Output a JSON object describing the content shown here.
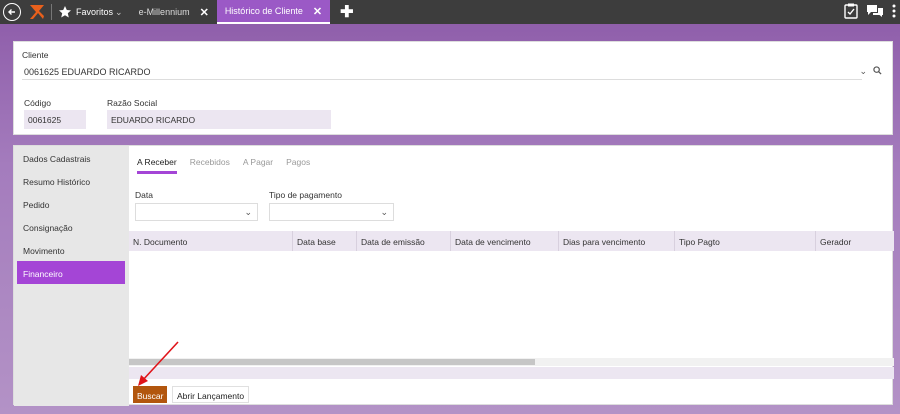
{
  "topbar": {
    "favoritos_label": "Favoritos",
    "tabs": [
      {
        "label": "e-Millennium"
      },
      {
        "label": "Histórico de Cliente"
      }
    ]
  },
  "client": {
    "cliente_label": "Cliente",
    "cliente_value": "0061625 EDUARDO RICARDO",
    "codigo_label": "Código",
    "codigo_value": "0061625",
    "razao_label": "Razão Social",
    "razao_value": "EDUARDO RICARDO"
  },
  "sidebar": {
    "items": [
      {
        "label": "Dados Cadastrais"
      },
      {
        "label": "Resumo Histórico"
      },
      {
        "label": "Pedido"
      },
      {
        "label": "Consignação"
      },
      {
        "label": "Movimento"
      },
      {
        "label": "Financeiro"
      }
    ]
  },
  "subtabs": [
    {
      "label": "A Receber"
    },
    {
      "label": "Recebidos"
    },
    {
      "label": "A Pagar"
    },
    {
      "label": "Pagos"
    }
  ],
  "filters": {
    "data_label": "Data",
    "tipo_label": "Tipo de pagamento"
  },
  "grid": {
    "columns": [
      "N. Documento",
      "Data base",
      "Data de emissão",
      "Data de vencimento",
      "Dias para vencimento",
      "Tipo Pagto",
      "Gerador"
    ]
  },
  "actions": {
    "buscar": "Buscar",
    "abrir": "Abrir Lançamento"
  },
  "colors": {
    "accent": "#a445d6",
    "buscar": "#b2560e"
  }
}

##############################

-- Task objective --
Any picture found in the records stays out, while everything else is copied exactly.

-- Reply to the exercise --
Output a JSON object describing the content shown here.
{
  "topbar": {
    "favoritos_label": "Favoritos",
    "tabs": [
      {
        "label": "e-Millennium"
      },
      {
        "label": "Histórico de Cliente"
      }
    ]
  },
  "client": {
    "cliente_label": "Cliente",
    "cliente_value": "0061625 EDUARDO RICARDO",
    "codigo_label": "Código",
    "codigo_value": "0061625",
    "razao_label": "Razão Social",
    "razao_value": "EDUARDO RICARDO"
  },
  "sidebar": {
    "items": [
      {
        "label": "Dados Cadastrais"
      },
      {
        "label": "Resumo Histórico"
      },
      {
        "label": "Pedido"
      },
      {
        "label": "Consignação"
      },
      {
        "label": "Movimento"
      },
      {
        "label": "Financeiro"
      }
    ]
  },
  "subtabs": [
    {
      "label": "A Receber"
    },
    {
      "label": "Recebidos"
    },
    {
      "label": "A Pagar"
    },
    {
      "label": "Pagos"
    }
  ],
  "filters": {
    "data_label": "Data",
    "tipo_label": "Tipo de pagamento"
  },
  "grid": {
    "columns": [
      "N. Documento",
      "Data base",
      "Data de emissão",
      "Data de vencimento",
      "Dias para vencimento",
      "Tipo Pagto",
      "Gerador"
    ]
  },
  "actions": {
    "buscar": "Buscar",
    "abrir": "Abrir Lançamento"
  },
  "colors": {
    "accent": "#a445d6",
    "buscar": "#b2560e"
  }
}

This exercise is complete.